Rush chronicles the 1970’s rivalry between Formula One drivers James Hunt and Niki Lauda, from their beginnings at Formula Three events, to the tragic crash that nearly ended Lauda’s life.
Chris Hemsworth excels as British driver Hunt, which admittedly comes as a surprise considering his somewhat limited roles previous to this; his performance here will go a long way in breaking the potential typecast brought on him by Thor. The real star here though is undoubtedly Daniel Bruhl, a relative newcomer to Hollywood. His depiction of Lauda is fantastic – and his resemblance is uncanny. Prior to Rush, his name wasn’t well known: expect that to change in the very near future.
What makes Rush so enthralling is that a knowledge of F1 isn’t necessary to enjoy the action: sure, there are races, and the occasional jargon that relates to the sport, but primarily the focus is the rivalry between the two men. Director Ron Howard has obviously researched the subject thoroughly, and the infamous crash scene is recreated with impeccable detail. In fact, every part of the film has been carefully considered, with tracks exhibiting the original advertising that they would have shown at the time.
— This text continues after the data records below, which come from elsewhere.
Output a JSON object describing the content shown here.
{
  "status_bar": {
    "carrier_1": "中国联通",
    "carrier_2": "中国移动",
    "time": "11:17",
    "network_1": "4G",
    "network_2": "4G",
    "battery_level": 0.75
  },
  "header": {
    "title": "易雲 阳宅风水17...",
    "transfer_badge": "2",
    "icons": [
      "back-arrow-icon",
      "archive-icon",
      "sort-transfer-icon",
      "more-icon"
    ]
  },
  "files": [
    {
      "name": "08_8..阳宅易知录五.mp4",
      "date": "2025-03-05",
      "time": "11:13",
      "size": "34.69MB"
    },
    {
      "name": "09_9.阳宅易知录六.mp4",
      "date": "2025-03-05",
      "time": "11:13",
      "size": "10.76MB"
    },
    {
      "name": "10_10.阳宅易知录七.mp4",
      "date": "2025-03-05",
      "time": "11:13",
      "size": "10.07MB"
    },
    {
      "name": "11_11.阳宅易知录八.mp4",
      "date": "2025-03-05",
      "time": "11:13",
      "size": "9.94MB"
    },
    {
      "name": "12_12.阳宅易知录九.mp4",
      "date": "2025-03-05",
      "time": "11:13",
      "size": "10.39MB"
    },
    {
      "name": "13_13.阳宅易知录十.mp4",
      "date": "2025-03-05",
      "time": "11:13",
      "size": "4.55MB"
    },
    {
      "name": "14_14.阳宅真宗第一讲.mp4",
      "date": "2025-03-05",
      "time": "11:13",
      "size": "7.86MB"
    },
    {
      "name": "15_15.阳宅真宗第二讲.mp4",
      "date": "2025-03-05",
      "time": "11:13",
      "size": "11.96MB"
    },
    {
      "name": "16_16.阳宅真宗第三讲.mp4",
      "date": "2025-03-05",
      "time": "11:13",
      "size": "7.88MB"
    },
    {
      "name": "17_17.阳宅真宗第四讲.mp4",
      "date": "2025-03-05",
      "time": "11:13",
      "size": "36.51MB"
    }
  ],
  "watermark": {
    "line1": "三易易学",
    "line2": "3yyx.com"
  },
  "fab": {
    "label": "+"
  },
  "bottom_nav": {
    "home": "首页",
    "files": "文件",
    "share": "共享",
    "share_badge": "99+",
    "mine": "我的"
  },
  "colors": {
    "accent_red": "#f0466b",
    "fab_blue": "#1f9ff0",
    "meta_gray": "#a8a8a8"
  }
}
Far from being a ‘film for dads’, Rush is hugely enjoyable to both genders. The squeamish may find Lauda’s crash and subsequent recovery process a little too much to stomach, but it’s a vital part of the two drivers history, and needed to be as graphic as it is. With breakthrough performances from all involved and a sublime director behind the wheel, Rush is in with a good chance at pole position in the race for the Oscars.